New research project to investigate impacts of Covid-19 on vulnerable groups
29 Apr 2020
The Scottish Government has awarded funding to a group of University of Glasgow researchers to look into the current and longer-term impact of social distancing and other behavioural measures on vulnerable groups.
The research team, led by SCCJR’s Prof Sarah Armstrong with co-principal investigator Dr Lucy Pickering, will focus on four key groups; the disabled and chronically ill; criminal justice populations; domestic abuse and sexual violence survivors; and refugees, asylum and destitution-affected.
The research will also look at how community organisations support these groups; consider the distinct and shared challenges they face (such as the shift to online support) and find out in which ways they have adapted.
Within six months the research will identify potential support for people, support services and policymakers.
Sarah Armstrong said: “Following the science has been a slogan in much of the public and policy messaging about Covid-19, but less attention is being paid to the social dimensions and impacts. Social factors are at least as important as medical science in supporting an effective response to the pandemic.
“We know that people are not being affected equally by this disease or the measures in place to control it. There are people in society who already were marginalised, isolated or invisible who may become more so, or who may face particular risks and challenges during the pandemic.”
She added that the research will inform Government on how to ensure those who are already marginalised are not forgotten in debates about easing lockdown or preventing the spread of the disease.
Funding for the research is part of a wider package of support from the Scottish Government who have committed £5m to support 55 ‘rapid coronavirus research’ across 15 Scottish universities and research institutions, contributing to global efforts to combat the virus and its wider effects.
At the time of announcement, Health Secretary Jeane Freeman said: “I know many academics are already thinking about how their research can be used during this national and international emergency. This funding enables universities and research institutions to immediately draw on the very best science and methodologies available to build on our understanding of this virus, develop new treatments, stop infection and support people’s mental and physical health.”
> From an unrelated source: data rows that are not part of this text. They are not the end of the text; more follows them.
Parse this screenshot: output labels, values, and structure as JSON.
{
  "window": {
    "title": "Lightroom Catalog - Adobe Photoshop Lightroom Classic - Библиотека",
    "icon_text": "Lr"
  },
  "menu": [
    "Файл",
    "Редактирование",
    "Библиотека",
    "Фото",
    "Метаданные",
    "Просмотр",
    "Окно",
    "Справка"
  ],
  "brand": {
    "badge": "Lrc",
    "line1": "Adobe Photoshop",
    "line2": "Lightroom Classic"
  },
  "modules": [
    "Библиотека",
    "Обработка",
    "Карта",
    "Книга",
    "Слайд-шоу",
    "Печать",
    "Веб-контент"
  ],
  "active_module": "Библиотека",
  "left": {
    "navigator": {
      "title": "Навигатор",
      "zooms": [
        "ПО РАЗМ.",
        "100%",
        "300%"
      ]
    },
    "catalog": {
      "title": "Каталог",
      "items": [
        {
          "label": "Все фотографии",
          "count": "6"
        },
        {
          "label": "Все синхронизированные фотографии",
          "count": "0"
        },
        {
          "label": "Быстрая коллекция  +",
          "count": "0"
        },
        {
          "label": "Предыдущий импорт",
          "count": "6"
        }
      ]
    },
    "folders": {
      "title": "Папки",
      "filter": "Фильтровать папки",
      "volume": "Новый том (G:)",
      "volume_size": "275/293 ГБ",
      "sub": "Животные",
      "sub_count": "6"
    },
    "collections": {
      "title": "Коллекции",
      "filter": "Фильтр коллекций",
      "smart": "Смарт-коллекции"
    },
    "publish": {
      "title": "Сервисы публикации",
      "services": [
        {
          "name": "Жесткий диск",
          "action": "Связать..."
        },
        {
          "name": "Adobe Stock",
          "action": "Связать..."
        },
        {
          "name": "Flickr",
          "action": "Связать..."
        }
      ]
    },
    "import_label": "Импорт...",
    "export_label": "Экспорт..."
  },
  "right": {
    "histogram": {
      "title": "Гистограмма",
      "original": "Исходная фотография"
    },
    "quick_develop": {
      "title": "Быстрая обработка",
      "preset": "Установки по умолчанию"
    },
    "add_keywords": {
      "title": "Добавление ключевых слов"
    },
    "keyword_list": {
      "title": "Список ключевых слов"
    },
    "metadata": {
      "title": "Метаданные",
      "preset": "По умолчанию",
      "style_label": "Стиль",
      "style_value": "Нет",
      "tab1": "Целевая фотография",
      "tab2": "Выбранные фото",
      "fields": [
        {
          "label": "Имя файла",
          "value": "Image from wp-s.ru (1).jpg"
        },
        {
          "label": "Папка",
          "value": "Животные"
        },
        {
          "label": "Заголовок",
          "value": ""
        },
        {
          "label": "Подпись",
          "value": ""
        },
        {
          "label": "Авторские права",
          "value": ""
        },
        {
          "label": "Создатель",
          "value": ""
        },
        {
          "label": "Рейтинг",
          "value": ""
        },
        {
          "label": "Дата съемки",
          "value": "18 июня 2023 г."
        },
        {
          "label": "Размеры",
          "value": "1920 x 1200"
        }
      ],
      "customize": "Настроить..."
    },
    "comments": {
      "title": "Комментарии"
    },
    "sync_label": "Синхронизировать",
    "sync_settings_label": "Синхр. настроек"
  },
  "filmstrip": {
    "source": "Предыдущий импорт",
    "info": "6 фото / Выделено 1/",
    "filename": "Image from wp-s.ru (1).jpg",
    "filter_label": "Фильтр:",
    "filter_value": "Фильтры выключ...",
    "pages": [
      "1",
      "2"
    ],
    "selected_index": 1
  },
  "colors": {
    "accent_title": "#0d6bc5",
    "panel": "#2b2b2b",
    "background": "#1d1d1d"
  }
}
The research team consists of several SCCJR colleagues including Dr Oona Brooks-Hay, Dr Caitlin Gormley, Dr Nughmana Mirza, Dr Marguerite Schinkel, Prof Fergus McNeill and Prof Michele Burman. They will be joined by fellow co-investigators, Dr Chris Bunn, Dr Nicola Burns, Dr Alicia Davis, Dr Gareth Mulvey, Dr Ida Norberg, Dr Teresa Piacentini, Prof Jude Robinson, Dr Kristina Saunders, Prof Nick Watson and Dr Philippa Wiseman (all Glasgow University) plus seven partner organisations who support the population groups addressed by the research.